The Atari 2600 (or Atari VCS in old money) has turned 45. If you owned one back in the day, congratulations: you’re old. But rather than count the years until you collect your bus pass, let’s celebrate a games machine that did far more than its designers could ever have imagined.
So you’ve gone full retro this time, to the point this console has woodgrain.
It does scream 1970s. That was the point. Atari reasoned home gaming was so new the Atari VCS – renamed Atari 2600 in 1982 – should work with your decor. (Apple years later came to the same conclusion with the iMac.) It was pioneering in other ways too, with external cartridges rendering obsolete standalone TV games that had until then been popular. And, despite a lacklustre start, Atari stuck with its console – unlike rival Fairchild, which dumped its Channel F system with alarming speed, assuming gaming would be a fad. Whoops.
Oh good. So that left us with countless terrible Atari takes on cherished arcade games.
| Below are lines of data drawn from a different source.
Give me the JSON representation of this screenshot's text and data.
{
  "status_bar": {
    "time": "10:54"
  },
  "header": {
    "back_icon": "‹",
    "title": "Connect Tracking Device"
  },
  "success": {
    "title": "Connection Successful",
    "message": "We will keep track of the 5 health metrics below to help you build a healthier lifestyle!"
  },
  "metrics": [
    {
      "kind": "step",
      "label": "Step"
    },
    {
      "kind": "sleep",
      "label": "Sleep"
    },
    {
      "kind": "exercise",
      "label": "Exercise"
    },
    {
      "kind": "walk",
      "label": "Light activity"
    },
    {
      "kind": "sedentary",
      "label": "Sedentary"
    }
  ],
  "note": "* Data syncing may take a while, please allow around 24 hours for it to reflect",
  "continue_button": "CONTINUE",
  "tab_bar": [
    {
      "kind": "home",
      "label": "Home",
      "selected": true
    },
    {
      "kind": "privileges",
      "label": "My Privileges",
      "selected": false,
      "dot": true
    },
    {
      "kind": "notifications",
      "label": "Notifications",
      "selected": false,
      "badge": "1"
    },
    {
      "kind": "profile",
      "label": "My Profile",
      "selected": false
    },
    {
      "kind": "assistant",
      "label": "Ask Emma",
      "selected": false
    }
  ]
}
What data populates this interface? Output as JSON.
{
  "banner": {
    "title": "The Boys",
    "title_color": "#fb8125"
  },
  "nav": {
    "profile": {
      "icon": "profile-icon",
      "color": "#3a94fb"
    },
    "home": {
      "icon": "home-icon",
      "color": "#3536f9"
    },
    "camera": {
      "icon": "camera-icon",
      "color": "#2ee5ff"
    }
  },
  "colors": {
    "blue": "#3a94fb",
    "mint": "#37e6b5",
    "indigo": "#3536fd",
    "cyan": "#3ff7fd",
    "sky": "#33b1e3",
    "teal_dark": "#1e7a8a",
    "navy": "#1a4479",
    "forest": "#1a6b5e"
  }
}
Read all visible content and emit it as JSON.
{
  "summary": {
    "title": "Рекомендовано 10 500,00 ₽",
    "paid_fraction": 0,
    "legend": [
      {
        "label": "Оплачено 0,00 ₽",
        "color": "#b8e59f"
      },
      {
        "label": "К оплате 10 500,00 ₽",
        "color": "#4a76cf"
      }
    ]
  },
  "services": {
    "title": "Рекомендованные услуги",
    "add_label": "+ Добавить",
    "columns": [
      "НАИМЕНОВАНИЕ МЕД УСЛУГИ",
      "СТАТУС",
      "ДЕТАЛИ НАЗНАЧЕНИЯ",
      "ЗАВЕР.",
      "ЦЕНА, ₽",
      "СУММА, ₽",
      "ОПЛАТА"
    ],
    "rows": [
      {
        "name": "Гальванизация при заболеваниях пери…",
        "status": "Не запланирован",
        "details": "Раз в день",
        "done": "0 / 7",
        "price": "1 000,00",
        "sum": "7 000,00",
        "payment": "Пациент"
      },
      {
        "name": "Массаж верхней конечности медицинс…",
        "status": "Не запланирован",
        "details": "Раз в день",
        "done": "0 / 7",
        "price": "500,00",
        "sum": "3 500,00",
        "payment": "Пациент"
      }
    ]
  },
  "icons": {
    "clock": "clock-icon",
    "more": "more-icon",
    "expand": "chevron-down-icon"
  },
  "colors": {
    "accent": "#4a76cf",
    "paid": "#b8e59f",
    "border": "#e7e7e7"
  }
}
Be fair. The console was primitive – largely based on hardware designed for playing Pong. But in the right hands, great things happened. Sure, there were bad home conversions of classic arcade games. (Hello, Pac-Man’s migraine-inducing flickering ghosts!) But Space Invaders for the console is often dubbed the first ‘killer app’ for good reason, improving on the one-note original through dozens of variant modes. And games creators later weaved all kinds of magic, even managing to extend the console’s capabilities through custom chips, as with Pitfall II.
If it was so great, why isn’t a new Atari console battling it out with the PS5?
The US videogame crash resulted in Atari burying surplus consoles and over 700,000 carts in landfill. That’s got to knock a company’s confidence. But focus was the main problem. Although the machine limped on to the 1990s, eventually selling over 40 million units, Atari never produced a successor of note. Eventually, the Atari brand fizzled. Still, the console lives on in cheapo TV games, a terrifyingly expensive Lego kit, and in reborn form as the current incarnation of Atari’s latest flop, the new VCS. Some things never change…
Pieces of 8-bit: the best Atari 2600/VCS games
Roughly 500 unique titles were released for Atari’s famous console during its lifetime, and homebrew is still made for the machine, such as Thrust, Super Cobra Arcade, and Circus Convoy – a new title by Activision alumni David Crane and Garry Kitchen.
For our selection, though, we’re sticking to the classics. These eight games provide a window into gaming’s distant past, – and are still fun to play.
H.E.R.O. takes you deep underground, for fast-paced missions where you use your jetpack and bombs to rescue trapped miners.
Space Invaders blasts away other VCS arcade ports, bettering the original with multiple modes and co-op play.
Solaris mashes up Star Raiders, Elite and Defender, fashioning an ambitious game packed with exhilarating space dogfights.
Kaboom is the game paddles were made for, as you go ‘zen’ to scoop up deadly bombs. Someone make a mobile port, please!
Montezuma’s Revenge ambitiously brings a tough multi-screen platform adventure to a machine originally designed to play Pong.
Empire Strikes Back plays fast and loose with the source material, but it’s an exhilarating game as you take on deadly AT-ATs.
Pitfall II dramatically evolves to the original platform game, adding an expansive map, novel features, and even music via a custom chip.
River Raid brings endless procedurally generated blasting to the Atari, with an elegance and simplicity that remains compelling to this day.